TLDR: If you are planning to use the weibull curve for the power output of a wind turbine you'd better use yearly data and fit the curve.
Weibull distribution and shape factor
Weibull distribution has two parameters (in some variations):
- Scale: which is close to the concept of average. Its units are actually the units of the average (or m/s in this case).
- shape: which gives it a characteristic shape. Sometimes denoted with a k
Below you can see the effect of shape :
So for a given scale, the shape can be more skewed or symmetric.
Typically, wind velocity distributions have a skewed distribution so values are between 1.5 and 2.0.
For those parameters, usually the mean value is less than the Weibull scale factor. See example below:
The more skewed the distribution, the more the average will deviate from the scale factor.
Variation of wind speed velocity with time interval
As the measurement interval is decreased the wind speed will appear more jagged. As the measurement interval increases the wind speed will appear more smooth. See below for 1 min and 10 [min] comparison.
To capture that behaviour, in a wind data measurement even if the logger can measure (and can store in non volatile memory) every second, usually the data are stored in rows of either 10min or 1 hour intervals. And usually the following data for measurement interval is used:

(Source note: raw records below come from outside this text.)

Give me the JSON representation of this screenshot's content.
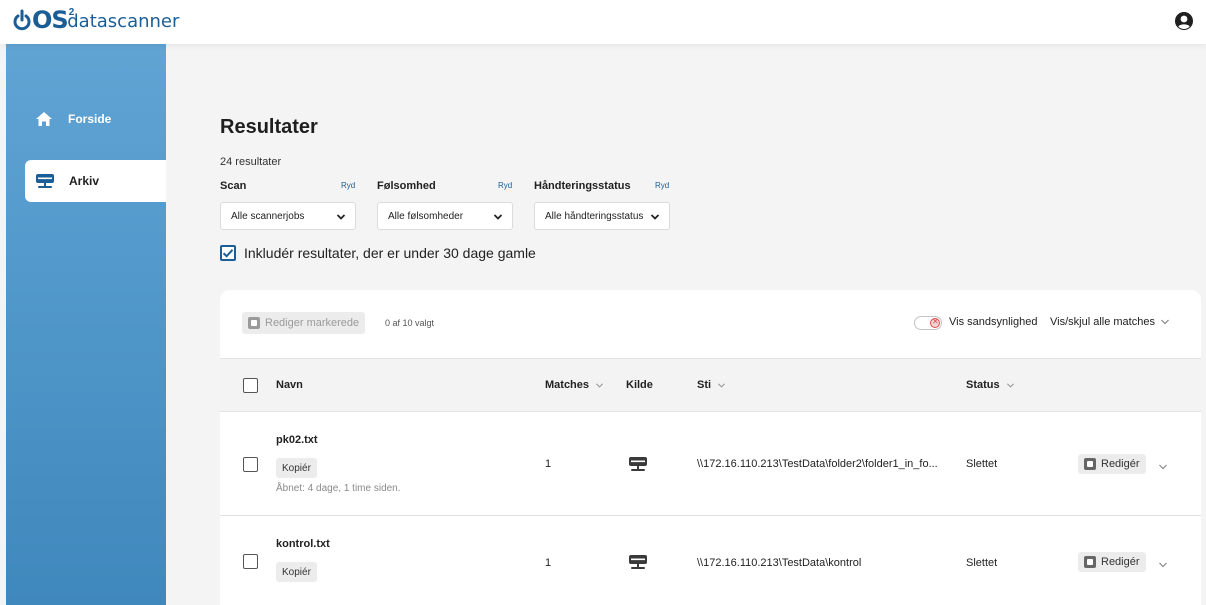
{
  "brand": {
    "logo_os": "OS",
    "logo_sup": "2",
    "logo_text": "datascanner"
  },
  "sidebar": {
    "items": [
      {
        "label": "Forside",
        "icon": "home-icon",
        "active": false
      },
      {
        "label": "Arkiv",
        "icon": "server-icon",
        "active": true
      }
    ]
  },
  "main": {
    "title": "Resultater",
    "result_count": "24 resultater",
    "filters": {
      "scan": {
        "label": "Scan",
        "clear": "Ryd",
        "value": "Alle scannerjobs"
      },
      "sensitivity": {
        "label": "Følsomhed",
        "clear": "Ryd",
        "value": "Alle følsomheder"
      },
      "status": {
        "label": "Håndteringsstatus",
        "clear": "Ryd",
        "value": "Alle håndteringsstatus"
      }
    },
    "include_recent": {
      "label": "Inkludér resultater, der er under 30 dage gamle",
      "checked": true
    }
  },
  "toolbar": {
    "edit_marked": "Rediger markerede",
    "selected_count": "0 af 10 valgt",
    "probability_toggle": "Vis sandsynlighed",
    "toggle_all": "Vis/skjul alle matches"
  },
  "table": {
    "headers": {
      "name": "Navn",
      "matches": "Matches",
      "source": "Kilde",
      "path": "Sti",
      "status": "Status"
    },
    "rows": [
      {
        "name": "pk02.txt",
        "copy": "Kopiér",
        "opened": "Åbnet: 4 dage, 1 time siden.",
        "matches": "1",
        "source_icon": "server-icon",
        "path": "\\\\172.16.110.213\\TestData\\folder2\\folder1_in_fo...",
        "status": "Slettet",
        "edit": "Redigér"
      },
      {
        "name": "kontrol.txt",
        "copy": "Kopiér",
        "matches": "1",
        "source_icon": "server-icon",
        "path": "\\\\172.16.110.213\\TestData\\kontrol",
        "status": "Slettet",
        "edit": "Redigér"
      }
    ]
  },
  "colors": {
    "brand": "#1b5e96",
    "sidebar": "#4f97cb",
    "danger": "#e04b4b"
  }
}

- average wind speed for interval (or 1 hour average)
- standard deviation of wind speed for interval
- max gust of wind speed for interval
The importance of the above, is that the power output of the wind turbine will be completely different if there is high standard deviation in the wind speed. Wind turbines will perform more efficiently if the wind speed standard deviation is small i.e. constant speed.
Another thing is that you need to take into account is the seasonal variations. Wind speed through January, is not the same as in the other months. Following is the variation for 2018 in a single location.
How to proceed
According to your question you have data to the day for every month in the past couple of years. (following your comment I call yearly data all the data you collect in a year).
Assuming you are doing a Monte Carlo simulation or similar to predict power output, what you can do is take all that data and select one of the following:
- fit a Weibull distribution (e.g. with maximum likelihood method)
- calculate a kernel density estimation.
- Create a Markov chain
Another option (more accurate) would be to take all the data you have for each month separately, and perform one of the above. Then you will have created 12 Weibull distribution you can sample randomly.